_Records from a data source_:

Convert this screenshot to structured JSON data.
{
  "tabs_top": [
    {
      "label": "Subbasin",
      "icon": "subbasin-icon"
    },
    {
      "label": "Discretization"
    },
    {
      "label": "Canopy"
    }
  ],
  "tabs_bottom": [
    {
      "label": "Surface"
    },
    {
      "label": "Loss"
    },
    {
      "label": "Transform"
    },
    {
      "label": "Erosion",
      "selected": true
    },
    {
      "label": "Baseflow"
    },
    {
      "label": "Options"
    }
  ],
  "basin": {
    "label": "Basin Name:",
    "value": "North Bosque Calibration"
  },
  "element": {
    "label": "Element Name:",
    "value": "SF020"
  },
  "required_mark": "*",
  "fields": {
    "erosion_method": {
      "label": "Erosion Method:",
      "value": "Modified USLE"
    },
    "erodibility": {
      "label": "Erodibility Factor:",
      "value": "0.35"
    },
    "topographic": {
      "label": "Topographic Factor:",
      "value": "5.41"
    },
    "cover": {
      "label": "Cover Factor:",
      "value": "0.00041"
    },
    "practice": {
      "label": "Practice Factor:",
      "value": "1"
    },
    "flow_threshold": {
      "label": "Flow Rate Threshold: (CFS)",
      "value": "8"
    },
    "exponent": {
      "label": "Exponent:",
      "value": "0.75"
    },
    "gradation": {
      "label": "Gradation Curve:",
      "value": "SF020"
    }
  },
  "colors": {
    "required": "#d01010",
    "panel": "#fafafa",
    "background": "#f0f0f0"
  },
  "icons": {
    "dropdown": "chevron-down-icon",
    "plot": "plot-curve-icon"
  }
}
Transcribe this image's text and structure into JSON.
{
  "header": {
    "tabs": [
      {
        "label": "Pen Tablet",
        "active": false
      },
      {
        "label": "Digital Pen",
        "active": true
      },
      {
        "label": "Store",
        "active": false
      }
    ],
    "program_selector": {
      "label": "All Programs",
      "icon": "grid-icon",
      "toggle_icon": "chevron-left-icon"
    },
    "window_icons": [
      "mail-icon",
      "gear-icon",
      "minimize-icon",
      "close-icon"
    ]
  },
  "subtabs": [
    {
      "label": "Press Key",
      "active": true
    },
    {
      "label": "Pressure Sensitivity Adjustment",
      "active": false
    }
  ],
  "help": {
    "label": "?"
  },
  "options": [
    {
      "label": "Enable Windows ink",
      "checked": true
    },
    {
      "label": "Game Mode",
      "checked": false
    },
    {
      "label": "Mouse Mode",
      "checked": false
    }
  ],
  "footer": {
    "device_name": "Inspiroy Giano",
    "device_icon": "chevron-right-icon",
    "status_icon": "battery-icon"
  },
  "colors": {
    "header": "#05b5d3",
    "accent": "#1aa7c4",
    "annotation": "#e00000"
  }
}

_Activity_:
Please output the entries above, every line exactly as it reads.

_Task output_:
Convert this screenshot to structured JSON data.
{
  "tabs_top": [
    {
      "label": "Subbasin",
      "icon": "subbasin-icon"
    },
    {
      "label": "Discretization"
    },
    {
      "label": "Canopy"
    }
  ],
  "tabs_bottom": [
    {
      "label": "Surface"
    },
    {
      "label": "Loss"
    },
    {
      "label": "Transform"
    },
    {
      "label": "Erosion",
      "selected": true
    },
    {
      "label": "Baseflow"
    },
    {
      "label": "Options"
    }
  ],
  "basin": {
    "label": "Basin Name:",
    "value": "North Bosque Calibration"
  },
  "element": {
    "label": "Element Name:",
    "value": "SF020"
  },
  "required_mark": "*",
  "fields": {
    "erosion_method": {
      "label": "Erosion Method:",
      "value": "Modified USLE"
    },
    "erodibility": {
      "label": "Erodibility Factor:",
      "value": "0.35"
    },
    "topographic": {
      "label": "Topographic Factor:",
      "value": "5.41"
    },
    "cover": {
      "label": "Cover Factor:",
      "value": "0.00041"
    },
    "practice": {
      "label": "Practice Factor:",
      "value": "1"
    },
    "flow_threshold": {
      "label": "Flow Rate Threshold: (CFS)",
      "value": "8"
    },
    "exponent": {
      "label": "Exponent:",
      "value": "0.75"
    },
    "gradation": {
      "label": "Gradation Curve:",
      "value": "SF020"
    }
  },
  "colors": {
    "required": "#d01010",
    "panel": "#fafafa",
    "background": "#f0f0f0"
  },
  "icons": {
    "dropdown": "chevron-down-icon",
    "plot": "plot-curve-icon"
  }
}
Transcribe this image's text and structure into JSON.
{
  "header": {
    "tabs": [
      {
        "label": "Pen Tablet",
        "active": false
      },
      {
        "label": "Digital Pen",
        "active": true
      },
      {
        "label": "Store",
        "active": false
      }
    ],
    "program_selector": {
      "label": "All Programs",
      "icon": "grid-icon",
      "toggle_icon": "chevron-left-icon"
    },
    "window_icons": [
      "mail-icon",
      "gear-icon",
      "minimize-icon",
      "close-icon"
    ]
  },
  "subtabs": [
    {
      "label": "Press Key",
      "active": true
    },
    {
      "label": "Pressure Sensitivity Adjustment",
      "active": false
    }
  ],
  "help": {
    "label": "?"
  },
  "options": [
    {
      "label": "Enable Windows ink",
      "checked": true
    },
    {
      "label": "Game Mode",
      "checked": false
    },
    {
      "label": "Mouse Mode",
      "checked": false
    }
  ],
  "footer": {
    "device_name": "Inspiroy Giano",
    "device_icon": "chevron-right-icon",
    "status_icon": "battery-icon"
  },
  "colors": {
    "header": "#05b5d3",
    "accent": "#1aa7c4",
    "annotation": "#e00000"
  }
}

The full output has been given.